F. The Fee Simple Conditional and the Fee Tail
Disentailing by deed – Caccamo v. Banning (pg. 249)
What type of remainder does Anna have? Vested or contingent? Vested if the holder of the remainder is in a position to take up seisin upon the termination of the preceding freehold estate.

Wife dies. What happened to life estate? It was extinguished. What happens to Anna’s vested remainder in fee tail? Takes up seisin and becomes a fee tail in possession.
Next legally significant event? Anna attempts to dock the tail – conveys it over and receives it back. Once she does this what does she have? A fee simple absolute in possession. Children of William have nothing – why do they lose their remainder? Everything else is gone once you get a fee simple absolute.

IV. Future Interests
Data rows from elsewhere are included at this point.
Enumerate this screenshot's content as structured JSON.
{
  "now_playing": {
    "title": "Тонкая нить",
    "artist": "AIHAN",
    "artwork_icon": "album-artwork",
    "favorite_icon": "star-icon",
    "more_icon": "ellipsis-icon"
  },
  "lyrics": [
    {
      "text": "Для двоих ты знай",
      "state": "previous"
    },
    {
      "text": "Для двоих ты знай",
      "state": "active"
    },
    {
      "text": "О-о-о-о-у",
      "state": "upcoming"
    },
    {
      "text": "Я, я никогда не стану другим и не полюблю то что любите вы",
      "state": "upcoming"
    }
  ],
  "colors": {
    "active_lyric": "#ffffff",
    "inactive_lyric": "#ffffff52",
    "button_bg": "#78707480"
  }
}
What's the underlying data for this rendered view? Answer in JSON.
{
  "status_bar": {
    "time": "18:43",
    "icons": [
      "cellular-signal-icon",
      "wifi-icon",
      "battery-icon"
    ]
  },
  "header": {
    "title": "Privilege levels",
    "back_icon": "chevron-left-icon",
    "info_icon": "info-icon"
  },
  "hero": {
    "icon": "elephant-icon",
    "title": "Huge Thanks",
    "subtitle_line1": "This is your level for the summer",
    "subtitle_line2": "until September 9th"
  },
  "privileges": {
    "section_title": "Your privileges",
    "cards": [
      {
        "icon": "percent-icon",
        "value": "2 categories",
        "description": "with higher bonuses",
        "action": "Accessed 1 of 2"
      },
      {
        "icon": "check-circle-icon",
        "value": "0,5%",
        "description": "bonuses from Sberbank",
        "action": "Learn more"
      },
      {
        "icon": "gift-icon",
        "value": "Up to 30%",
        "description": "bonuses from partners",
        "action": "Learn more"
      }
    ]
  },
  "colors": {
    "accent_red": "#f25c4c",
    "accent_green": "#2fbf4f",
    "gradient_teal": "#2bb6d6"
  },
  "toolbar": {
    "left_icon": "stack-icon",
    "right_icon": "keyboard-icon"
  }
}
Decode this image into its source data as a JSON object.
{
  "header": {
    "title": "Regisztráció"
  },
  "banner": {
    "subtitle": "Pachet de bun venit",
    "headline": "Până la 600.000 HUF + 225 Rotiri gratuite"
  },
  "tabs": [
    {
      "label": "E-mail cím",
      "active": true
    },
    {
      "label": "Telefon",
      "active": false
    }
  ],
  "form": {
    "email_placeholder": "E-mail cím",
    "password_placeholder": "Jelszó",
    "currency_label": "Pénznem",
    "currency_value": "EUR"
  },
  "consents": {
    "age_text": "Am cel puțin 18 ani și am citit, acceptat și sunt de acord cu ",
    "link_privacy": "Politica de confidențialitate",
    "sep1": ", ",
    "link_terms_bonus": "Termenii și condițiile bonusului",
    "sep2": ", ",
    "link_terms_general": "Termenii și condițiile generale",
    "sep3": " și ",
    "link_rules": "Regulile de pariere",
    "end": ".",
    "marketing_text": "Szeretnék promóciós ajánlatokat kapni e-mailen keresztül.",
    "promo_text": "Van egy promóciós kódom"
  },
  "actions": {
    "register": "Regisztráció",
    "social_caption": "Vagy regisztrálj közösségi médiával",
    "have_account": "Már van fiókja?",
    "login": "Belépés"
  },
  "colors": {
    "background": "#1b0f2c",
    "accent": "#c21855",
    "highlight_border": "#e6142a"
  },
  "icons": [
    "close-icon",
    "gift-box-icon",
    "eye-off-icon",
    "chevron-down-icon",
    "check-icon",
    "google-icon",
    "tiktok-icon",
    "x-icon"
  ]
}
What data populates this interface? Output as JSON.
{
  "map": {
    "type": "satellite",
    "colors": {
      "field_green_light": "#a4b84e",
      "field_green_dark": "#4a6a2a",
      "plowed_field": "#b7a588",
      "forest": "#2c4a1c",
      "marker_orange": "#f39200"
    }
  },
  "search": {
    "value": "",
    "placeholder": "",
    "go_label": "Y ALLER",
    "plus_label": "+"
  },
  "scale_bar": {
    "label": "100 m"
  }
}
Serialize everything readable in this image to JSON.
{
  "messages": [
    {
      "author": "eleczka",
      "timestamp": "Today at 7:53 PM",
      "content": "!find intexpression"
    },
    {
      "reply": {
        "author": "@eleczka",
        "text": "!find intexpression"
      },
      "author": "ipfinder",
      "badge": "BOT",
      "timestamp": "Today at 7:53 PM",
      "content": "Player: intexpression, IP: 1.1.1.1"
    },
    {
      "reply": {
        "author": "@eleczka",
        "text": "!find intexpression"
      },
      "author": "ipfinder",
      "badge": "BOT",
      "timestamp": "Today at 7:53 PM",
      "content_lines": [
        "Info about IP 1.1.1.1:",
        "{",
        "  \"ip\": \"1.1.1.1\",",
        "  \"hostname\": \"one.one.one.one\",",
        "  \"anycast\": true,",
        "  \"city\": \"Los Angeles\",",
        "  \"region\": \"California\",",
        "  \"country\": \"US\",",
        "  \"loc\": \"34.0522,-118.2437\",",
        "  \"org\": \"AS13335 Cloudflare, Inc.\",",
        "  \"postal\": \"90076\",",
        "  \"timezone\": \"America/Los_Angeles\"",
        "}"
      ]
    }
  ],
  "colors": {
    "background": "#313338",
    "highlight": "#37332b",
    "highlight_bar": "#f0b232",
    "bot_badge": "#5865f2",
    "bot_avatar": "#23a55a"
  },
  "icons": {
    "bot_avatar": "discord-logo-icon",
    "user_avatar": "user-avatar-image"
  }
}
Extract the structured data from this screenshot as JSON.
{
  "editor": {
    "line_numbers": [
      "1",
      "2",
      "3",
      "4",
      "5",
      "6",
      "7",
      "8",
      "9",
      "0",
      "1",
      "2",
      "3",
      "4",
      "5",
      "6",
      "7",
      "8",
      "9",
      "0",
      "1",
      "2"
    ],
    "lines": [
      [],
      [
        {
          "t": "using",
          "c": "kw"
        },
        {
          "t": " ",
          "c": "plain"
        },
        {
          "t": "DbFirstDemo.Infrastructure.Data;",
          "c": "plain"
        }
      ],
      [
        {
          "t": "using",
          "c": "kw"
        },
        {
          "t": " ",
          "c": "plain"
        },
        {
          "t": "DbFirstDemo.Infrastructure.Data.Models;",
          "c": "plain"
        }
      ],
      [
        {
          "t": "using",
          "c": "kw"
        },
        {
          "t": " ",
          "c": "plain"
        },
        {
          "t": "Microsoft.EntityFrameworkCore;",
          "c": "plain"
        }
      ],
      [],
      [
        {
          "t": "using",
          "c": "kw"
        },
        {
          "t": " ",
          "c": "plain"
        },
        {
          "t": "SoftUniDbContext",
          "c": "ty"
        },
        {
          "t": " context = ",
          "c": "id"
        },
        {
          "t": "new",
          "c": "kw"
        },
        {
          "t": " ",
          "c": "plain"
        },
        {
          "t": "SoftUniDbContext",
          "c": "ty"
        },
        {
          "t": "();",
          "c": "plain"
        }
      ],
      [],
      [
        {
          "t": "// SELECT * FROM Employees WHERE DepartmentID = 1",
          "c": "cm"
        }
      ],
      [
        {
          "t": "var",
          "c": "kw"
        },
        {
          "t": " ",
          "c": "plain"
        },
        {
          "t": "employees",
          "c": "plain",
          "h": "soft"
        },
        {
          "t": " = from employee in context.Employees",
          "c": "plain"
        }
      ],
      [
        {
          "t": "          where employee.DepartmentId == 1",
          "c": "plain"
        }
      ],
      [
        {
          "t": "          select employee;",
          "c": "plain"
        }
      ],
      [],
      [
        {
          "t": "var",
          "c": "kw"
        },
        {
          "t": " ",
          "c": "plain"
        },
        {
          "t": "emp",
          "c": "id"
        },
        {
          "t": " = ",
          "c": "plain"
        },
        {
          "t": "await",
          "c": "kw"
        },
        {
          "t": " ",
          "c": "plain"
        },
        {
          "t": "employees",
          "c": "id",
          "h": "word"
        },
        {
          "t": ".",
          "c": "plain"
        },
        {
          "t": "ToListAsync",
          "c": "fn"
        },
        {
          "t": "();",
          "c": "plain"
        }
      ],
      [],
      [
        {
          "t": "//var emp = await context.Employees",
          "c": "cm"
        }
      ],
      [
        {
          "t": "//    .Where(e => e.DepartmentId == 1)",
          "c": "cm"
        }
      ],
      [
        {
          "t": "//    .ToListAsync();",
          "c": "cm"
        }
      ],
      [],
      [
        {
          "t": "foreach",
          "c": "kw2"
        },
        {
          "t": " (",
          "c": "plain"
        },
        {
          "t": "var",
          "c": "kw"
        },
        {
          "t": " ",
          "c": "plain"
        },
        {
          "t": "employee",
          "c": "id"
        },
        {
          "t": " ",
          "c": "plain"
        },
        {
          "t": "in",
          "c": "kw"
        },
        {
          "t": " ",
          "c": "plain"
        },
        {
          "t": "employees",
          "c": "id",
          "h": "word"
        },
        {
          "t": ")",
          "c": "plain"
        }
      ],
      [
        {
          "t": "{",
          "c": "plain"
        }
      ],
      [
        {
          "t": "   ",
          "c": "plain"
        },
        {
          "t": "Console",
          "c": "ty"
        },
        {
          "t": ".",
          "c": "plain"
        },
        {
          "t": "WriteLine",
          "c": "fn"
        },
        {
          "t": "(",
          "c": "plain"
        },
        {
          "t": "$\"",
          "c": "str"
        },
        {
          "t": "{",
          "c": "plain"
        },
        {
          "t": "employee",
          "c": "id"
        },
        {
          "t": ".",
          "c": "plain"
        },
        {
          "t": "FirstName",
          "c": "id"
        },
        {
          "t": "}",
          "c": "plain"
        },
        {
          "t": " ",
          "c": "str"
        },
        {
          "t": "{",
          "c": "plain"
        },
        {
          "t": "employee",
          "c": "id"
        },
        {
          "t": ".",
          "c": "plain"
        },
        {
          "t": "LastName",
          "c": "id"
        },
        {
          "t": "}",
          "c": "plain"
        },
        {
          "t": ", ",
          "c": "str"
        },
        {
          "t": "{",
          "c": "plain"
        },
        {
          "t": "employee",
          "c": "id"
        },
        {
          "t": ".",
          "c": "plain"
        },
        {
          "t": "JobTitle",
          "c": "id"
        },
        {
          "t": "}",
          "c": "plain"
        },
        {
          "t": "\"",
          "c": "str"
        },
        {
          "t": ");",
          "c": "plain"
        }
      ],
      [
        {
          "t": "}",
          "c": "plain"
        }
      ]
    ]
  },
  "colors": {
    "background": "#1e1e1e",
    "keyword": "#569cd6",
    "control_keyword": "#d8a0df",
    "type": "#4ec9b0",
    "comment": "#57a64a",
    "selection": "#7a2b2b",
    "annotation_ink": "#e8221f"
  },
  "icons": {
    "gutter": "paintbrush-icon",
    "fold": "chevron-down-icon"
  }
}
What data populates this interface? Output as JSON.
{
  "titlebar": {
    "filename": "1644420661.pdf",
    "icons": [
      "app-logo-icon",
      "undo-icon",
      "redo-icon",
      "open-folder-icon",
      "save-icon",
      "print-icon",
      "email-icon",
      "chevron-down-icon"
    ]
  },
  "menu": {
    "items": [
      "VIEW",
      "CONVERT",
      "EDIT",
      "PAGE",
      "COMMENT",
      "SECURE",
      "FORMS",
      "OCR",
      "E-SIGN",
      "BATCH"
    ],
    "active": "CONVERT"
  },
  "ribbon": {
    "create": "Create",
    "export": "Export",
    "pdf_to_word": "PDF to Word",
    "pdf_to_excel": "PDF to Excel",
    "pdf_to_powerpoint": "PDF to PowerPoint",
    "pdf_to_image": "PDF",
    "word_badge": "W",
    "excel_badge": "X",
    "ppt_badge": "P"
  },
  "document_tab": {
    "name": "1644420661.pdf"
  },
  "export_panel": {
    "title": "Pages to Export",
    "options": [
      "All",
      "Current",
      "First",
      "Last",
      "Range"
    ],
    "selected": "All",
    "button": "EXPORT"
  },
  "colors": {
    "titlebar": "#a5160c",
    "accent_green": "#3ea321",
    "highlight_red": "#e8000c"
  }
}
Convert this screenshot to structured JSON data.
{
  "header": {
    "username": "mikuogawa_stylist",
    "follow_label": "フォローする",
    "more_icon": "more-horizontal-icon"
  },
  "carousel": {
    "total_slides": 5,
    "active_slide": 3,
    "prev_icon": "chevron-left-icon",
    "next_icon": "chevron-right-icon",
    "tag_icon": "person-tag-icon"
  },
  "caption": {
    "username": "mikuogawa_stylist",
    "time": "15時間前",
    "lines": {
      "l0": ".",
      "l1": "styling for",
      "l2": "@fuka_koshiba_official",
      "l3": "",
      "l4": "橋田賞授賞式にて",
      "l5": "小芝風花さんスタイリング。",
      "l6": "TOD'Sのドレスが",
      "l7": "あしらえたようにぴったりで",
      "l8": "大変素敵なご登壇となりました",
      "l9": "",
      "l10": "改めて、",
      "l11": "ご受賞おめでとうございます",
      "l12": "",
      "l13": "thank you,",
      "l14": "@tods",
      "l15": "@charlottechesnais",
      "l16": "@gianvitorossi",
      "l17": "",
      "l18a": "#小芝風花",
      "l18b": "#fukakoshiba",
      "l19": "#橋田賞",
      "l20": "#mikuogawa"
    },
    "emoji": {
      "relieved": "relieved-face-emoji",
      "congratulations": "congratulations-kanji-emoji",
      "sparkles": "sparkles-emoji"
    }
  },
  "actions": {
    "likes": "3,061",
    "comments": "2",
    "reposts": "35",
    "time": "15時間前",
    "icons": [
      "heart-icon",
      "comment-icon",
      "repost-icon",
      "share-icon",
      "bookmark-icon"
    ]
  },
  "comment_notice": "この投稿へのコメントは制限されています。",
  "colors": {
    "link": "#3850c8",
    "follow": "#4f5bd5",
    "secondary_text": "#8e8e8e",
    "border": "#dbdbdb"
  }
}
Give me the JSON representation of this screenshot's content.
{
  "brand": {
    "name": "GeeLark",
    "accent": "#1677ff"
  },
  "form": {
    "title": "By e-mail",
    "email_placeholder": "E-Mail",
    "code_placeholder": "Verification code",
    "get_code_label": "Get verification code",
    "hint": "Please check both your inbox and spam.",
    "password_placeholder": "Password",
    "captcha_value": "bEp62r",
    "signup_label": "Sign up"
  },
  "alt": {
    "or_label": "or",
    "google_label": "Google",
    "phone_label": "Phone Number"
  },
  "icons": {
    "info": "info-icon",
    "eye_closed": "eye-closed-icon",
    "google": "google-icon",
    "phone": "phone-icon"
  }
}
A. Reversionary Interests
1. Reversion – the undisposed of interest that remains in A after the creation in B of what is technically called the particular estate is a reversion. There is no language that purports to create the reversion. It is freely transferable.
2. Possibility of Reverter
3. Power of Termination

B. Gifts Over
1. Remainders
A remainder must have a preceding estate, and only becomes possessory upon the natural termination of the preceding estate.

1. Vested – not subject to a condition precedent. Ascertained persons ready to take seisin.
(1) Indefeasibly vested remainder – nothing can happen to prevent either B or his heirs, devisees, or grantees from taking possession on the death of A.
(2) Remainders vested subject to open (or subject to partial defeasance) – confined to a single type of case, a remainder to a class of persons which can increase in size between the time of conveyance and the end of the particular estate.
(3) Remainders vested subject to complete defeasance – [To A for life, remainder in fee to B, but if B should die under the age of 21, then to C in fee.] Subject to a condition which may prevent his even enjoying his estate; but unlike the contingent remainder, the condition here is not precedent, but subsequent.

b. Contingent
(1) Remainders to unascertained persons [To A for life, remainder to the heirs of B (a living person)].
(2) Remainders to ascertained persons but subject to an express condition precedent [To A for life, remainder to B in fee if B pays A $1000] Both subject to some condition precedent – first case the condition precedent is the ascertainment that the persons who are to take and in the second case the condition precedent is expressly imposed on a gift to an ascertained person. Condition precedent – express or implied.
Alternative Contingent Remainder – [A conveys to B for life, remainder in fee to whichever one of C and D shall first become a minister.] There are really two contingent remainders, either one of which, but not both, may ripen into a possessory estate. Neither may vest, and A still may add other alternatives or remains a reversion.